- _EXERCISE GOAL_: Give the entries again exactly, every one of them.

[Start of Attachment]

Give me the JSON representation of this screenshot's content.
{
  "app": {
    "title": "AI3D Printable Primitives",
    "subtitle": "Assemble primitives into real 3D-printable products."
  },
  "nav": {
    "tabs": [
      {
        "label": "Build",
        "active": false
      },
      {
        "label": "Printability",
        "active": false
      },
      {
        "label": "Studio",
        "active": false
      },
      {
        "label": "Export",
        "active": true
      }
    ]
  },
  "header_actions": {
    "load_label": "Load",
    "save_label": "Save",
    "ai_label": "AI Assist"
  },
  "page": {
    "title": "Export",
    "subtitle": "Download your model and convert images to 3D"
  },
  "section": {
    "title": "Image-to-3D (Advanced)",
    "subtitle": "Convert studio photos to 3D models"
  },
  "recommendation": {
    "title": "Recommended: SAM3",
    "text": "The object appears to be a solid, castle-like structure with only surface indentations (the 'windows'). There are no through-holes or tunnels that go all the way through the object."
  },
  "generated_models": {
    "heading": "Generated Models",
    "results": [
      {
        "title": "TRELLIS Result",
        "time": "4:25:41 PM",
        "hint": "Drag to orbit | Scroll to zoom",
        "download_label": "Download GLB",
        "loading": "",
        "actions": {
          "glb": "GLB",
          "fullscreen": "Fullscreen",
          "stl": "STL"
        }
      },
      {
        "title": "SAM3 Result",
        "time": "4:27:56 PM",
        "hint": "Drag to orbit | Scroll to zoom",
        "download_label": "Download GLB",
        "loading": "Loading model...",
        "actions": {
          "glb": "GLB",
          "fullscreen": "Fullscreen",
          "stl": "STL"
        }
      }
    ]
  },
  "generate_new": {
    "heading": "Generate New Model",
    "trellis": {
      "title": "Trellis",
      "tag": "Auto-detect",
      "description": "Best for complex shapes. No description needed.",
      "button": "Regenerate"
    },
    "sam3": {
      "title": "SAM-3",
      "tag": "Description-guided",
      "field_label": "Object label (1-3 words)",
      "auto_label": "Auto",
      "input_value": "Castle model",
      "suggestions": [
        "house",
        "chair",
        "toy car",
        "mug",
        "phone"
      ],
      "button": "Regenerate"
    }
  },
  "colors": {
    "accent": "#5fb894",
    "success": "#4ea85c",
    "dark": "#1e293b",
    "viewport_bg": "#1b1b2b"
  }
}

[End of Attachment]

- _THE COMPLETED TASK_:
Give me the JSON representation of this screenshot's content.
{
  "app": {
    "title": "AI3D Printable Primitives",
    "subtitle": "Assemble primitives into real 3D-printable products."
  },
  "nav": {
    "tabs": [
      {
        "label": "Build",
        "active": false
      },
      {
        "label": "Printability",
        "active": false
      },
      {
        "label": "Studio",
        "active": false
      },
      {
        "label": "Export",
        "active": true
      }
    ]
  },
  "header_actions": {
    "load_label": "Load",
    "save_label": "Save",
    "ai_label": "AI Assist"
  },
  "page": {
    "title": "Export",
    "subtitle": "Download your model and convert images to 3D"
  },
  "section": {
    "title": "Image-to-3D (Advanced)",
    "subtitle": "Convert studio photos to 3D models"
  },
  "recommendation": {
    "title": "Recommended: SAM3",
    "text": "The object appears to be a solid, castle-like structure with only surface indentations (the 'windows'). There are no through-holes or tunnels that go all the way through the object."
  },
  "generated_models": {
    "heading": "Generated Models",
    "results": [
      {
        "title": "TRELLIS Result",
        "time": "4:25:41 PM",
        "hint": "Drag to orbit | Scroll to zoom",
        "download_label": "Download GLB",
        "loading": "",
        "actions": {
          "glb": "GLB",
          "fullscreen": "Fullscreen",
          "stl": "STL"
        }
      },
      {
        "title": "SAM3 Result",
        "time": "4:27:56 PM",
        "hint": "Drag to orbit | Scroll to zoom",
        "download_label": "Download GLB",
        "loading": "Loading model...",
        "actions": {
          "glb": "GLB",
          "fullscreen": "Fullscreen",
          "stl": "STL"
        }
      }
    ]
  },
  "generate_new": {
    "heading": "Generate New Model",
    "trellis": {
      "title": "Trellis",
      "tag": "Auto-detect",
      "description": "Best for complex shapes. No description needed.",
      "button": "Regenerate"
    },
    "sam3": {
      "title": "SAM-3",
      "tag": "Description-guided",
      "field_label": "Object label (1-3 words)",
      "auto_label": "Auto",
      "input_value": "Castle model",
      "suggestions": [
        "house",
        "chair",
        "toy car",
        "mug",
        "phone"
      ],
      "button": "Regenerate"
    }
  },
  "colors": {
    "accent": "#5fb894",
    "success": "#4ea85c",
    "dark": "#1e293b",
    "viewport_bg": "#1b1b2b"
  }
}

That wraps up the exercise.